## Problem statement
Write out, unchanged, the lines from the one holding "Output a JSON" to the close of the listing. Both the first and last lines belong in it.

· · · ·

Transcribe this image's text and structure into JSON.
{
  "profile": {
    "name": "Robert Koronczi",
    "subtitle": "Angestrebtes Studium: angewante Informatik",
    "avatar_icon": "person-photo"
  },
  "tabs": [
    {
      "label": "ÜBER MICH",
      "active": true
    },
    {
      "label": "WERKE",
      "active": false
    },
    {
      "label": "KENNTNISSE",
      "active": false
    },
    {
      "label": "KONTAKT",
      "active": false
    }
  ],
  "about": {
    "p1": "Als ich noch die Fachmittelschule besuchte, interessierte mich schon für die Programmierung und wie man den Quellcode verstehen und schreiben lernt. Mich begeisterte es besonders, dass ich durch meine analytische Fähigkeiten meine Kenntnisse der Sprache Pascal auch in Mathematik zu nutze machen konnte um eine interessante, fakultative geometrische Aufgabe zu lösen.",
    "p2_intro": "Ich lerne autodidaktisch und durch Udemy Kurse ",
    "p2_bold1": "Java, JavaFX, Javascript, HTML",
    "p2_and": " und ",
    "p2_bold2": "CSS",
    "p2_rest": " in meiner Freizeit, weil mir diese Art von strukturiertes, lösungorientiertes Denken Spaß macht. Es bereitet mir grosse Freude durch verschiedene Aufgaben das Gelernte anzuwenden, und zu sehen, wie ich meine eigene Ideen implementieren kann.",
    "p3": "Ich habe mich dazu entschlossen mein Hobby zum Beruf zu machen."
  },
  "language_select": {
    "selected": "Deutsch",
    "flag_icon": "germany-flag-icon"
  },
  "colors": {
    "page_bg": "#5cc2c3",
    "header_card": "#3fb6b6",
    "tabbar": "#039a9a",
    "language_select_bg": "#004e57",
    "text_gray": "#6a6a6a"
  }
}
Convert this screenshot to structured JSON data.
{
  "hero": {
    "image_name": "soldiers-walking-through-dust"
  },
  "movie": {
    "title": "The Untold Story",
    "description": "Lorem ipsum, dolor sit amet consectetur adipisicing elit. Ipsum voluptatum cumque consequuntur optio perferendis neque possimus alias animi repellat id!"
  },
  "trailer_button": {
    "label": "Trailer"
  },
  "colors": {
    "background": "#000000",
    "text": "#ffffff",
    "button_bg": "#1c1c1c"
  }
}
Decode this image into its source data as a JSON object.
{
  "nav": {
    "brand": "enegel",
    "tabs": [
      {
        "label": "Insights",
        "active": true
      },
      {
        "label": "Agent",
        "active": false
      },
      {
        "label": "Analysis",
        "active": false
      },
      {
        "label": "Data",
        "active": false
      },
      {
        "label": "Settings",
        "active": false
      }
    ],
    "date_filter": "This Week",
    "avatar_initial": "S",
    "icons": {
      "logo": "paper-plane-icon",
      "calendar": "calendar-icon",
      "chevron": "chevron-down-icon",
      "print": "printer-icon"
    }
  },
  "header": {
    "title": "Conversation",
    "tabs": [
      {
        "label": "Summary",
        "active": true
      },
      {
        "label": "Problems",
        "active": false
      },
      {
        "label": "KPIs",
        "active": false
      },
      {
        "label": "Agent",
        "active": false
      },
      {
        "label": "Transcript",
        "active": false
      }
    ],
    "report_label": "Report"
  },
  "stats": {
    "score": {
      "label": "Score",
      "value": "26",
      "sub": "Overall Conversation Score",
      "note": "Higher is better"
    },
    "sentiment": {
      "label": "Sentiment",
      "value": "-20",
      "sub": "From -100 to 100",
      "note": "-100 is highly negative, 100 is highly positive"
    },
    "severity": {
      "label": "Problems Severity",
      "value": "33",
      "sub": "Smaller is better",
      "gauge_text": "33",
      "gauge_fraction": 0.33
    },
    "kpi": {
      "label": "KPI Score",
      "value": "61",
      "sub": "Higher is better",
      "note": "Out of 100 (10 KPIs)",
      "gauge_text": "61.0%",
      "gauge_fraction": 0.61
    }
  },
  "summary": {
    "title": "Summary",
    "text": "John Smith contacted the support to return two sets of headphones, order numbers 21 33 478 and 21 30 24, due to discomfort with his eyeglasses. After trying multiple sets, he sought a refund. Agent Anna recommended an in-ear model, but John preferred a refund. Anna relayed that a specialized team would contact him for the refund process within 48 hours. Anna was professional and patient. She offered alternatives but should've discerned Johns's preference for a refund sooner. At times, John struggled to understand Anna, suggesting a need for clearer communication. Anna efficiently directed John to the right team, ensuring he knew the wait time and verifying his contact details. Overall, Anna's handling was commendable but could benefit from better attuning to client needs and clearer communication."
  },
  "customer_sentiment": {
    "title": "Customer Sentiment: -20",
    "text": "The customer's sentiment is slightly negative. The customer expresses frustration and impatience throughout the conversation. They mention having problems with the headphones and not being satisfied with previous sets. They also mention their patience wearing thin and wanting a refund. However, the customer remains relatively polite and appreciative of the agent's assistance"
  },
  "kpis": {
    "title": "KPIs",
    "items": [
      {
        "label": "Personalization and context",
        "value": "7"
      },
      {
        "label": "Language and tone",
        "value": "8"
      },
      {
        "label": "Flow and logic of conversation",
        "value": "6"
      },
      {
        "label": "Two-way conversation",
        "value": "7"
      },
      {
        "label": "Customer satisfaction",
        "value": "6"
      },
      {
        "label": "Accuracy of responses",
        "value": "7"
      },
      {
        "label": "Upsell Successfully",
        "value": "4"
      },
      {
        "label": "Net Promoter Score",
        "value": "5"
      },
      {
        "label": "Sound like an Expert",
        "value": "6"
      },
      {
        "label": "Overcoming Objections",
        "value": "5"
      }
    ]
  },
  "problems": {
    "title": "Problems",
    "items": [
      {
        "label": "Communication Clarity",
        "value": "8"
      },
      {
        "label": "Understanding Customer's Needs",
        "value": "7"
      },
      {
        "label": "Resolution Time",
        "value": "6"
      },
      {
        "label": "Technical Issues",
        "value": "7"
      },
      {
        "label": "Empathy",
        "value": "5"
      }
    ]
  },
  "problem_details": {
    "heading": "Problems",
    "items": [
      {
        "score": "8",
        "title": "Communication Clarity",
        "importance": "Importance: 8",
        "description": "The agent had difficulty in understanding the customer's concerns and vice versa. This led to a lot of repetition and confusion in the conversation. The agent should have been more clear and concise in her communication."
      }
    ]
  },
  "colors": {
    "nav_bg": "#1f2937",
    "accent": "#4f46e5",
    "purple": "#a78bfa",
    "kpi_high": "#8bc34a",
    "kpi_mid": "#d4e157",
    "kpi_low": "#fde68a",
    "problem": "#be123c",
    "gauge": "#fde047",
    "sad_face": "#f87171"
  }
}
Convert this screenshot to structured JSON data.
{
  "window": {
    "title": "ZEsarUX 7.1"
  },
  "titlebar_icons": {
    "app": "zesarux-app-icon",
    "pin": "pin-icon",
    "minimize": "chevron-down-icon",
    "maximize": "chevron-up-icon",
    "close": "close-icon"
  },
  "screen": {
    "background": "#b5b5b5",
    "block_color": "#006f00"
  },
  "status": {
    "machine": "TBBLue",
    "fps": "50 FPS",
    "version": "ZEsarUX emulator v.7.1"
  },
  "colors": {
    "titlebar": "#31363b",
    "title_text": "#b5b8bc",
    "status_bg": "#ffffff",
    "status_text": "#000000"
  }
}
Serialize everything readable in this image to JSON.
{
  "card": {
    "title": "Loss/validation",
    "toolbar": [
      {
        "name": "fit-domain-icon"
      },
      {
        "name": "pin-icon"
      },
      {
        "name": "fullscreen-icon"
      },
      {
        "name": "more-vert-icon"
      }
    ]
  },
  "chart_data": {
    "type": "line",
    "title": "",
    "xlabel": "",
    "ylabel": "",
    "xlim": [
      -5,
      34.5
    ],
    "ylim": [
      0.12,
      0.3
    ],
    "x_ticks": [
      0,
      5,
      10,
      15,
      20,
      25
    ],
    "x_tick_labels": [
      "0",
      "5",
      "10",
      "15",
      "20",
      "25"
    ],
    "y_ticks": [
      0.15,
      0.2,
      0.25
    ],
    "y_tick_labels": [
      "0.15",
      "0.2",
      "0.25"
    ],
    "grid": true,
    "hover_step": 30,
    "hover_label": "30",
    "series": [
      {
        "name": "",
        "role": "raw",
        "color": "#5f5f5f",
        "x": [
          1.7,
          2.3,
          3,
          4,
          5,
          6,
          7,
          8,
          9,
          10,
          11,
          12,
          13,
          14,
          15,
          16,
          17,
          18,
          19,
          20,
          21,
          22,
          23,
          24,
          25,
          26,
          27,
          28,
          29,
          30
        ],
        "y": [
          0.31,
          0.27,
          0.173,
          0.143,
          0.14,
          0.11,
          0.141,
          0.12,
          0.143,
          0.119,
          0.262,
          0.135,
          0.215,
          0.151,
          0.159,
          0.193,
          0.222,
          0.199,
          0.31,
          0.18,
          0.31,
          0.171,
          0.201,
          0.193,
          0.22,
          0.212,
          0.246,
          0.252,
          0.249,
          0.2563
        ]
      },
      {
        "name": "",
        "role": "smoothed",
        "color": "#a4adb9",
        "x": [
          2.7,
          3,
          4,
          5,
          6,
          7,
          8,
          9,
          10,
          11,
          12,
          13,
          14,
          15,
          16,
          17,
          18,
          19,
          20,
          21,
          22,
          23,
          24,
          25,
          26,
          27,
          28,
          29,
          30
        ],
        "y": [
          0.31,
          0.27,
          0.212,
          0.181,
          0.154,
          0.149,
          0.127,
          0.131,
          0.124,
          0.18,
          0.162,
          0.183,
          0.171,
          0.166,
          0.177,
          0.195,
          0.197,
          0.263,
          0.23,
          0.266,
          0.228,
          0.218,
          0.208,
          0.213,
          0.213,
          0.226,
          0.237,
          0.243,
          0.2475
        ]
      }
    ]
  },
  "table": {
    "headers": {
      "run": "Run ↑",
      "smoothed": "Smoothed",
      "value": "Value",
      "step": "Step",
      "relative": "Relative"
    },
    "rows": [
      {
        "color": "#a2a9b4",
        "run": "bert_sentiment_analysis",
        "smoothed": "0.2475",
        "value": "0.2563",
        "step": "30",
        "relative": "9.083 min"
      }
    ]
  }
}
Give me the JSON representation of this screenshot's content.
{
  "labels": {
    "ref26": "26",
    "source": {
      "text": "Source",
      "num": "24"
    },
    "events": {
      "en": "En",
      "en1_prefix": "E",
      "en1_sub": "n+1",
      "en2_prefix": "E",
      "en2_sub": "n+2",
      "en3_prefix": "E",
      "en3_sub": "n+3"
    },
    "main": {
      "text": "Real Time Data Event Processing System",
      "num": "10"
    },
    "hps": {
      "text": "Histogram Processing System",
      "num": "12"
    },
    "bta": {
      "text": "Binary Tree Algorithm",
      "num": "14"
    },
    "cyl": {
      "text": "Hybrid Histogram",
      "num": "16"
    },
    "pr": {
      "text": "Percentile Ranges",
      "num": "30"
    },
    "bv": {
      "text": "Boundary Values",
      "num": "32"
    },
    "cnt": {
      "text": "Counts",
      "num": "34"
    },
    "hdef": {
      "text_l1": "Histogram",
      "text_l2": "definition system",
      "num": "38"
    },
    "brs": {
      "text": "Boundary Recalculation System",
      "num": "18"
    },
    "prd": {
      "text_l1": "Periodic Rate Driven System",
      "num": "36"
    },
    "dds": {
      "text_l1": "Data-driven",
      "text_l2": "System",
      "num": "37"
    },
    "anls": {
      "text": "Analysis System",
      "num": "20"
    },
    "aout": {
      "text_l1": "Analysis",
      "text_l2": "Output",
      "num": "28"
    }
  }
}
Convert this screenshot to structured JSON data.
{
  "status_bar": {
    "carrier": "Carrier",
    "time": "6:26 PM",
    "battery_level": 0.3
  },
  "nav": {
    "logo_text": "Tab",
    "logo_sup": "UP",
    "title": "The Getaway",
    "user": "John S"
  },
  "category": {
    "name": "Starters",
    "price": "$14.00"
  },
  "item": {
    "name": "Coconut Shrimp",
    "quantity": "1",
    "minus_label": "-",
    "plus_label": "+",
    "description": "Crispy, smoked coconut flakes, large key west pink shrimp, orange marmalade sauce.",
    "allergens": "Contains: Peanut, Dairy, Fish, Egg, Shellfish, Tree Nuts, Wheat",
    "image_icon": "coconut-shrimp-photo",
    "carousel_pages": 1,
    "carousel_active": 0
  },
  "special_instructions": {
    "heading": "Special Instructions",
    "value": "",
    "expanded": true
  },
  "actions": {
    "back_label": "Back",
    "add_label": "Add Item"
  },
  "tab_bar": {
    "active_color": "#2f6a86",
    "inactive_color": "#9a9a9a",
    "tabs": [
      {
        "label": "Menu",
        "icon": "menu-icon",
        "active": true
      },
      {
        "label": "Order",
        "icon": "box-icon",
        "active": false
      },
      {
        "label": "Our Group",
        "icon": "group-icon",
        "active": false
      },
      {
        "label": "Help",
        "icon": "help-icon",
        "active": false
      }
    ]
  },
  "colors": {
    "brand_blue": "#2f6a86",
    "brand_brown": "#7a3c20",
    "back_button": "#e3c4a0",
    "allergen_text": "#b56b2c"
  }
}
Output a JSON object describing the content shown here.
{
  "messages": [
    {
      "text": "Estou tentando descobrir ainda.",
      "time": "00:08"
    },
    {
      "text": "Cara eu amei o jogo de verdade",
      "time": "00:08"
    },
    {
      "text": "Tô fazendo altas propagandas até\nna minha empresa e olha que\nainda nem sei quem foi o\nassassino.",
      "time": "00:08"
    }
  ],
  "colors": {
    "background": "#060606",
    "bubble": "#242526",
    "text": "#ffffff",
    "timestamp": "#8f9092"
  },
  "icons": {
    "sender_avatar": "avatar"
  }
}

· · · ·

## Final answer
Output a JSON object describing the content shown here.
{
  "messages": [
    {
      "text": "Estou tentando descobrir ainda.",
      "time": "00:08"
    },
    {
      "text": "Cara eu amei o jogo de verdade",
      "time": "00:08"
    },
    {
      "text": "Tô fazendo altas propagandas até\nna minha empresa e olha que\nainda nem sei quem foi o\nassassino.",
      "time": "00:08"
    }
  ],
  "colors": {
    "background": "#060606",
    "bubble": "#242526",
    "text": "#ffffff",
    "timestamp": "#8f9092"
  },
  "icons": {
    "sender_avatar": "avatar"
  }
}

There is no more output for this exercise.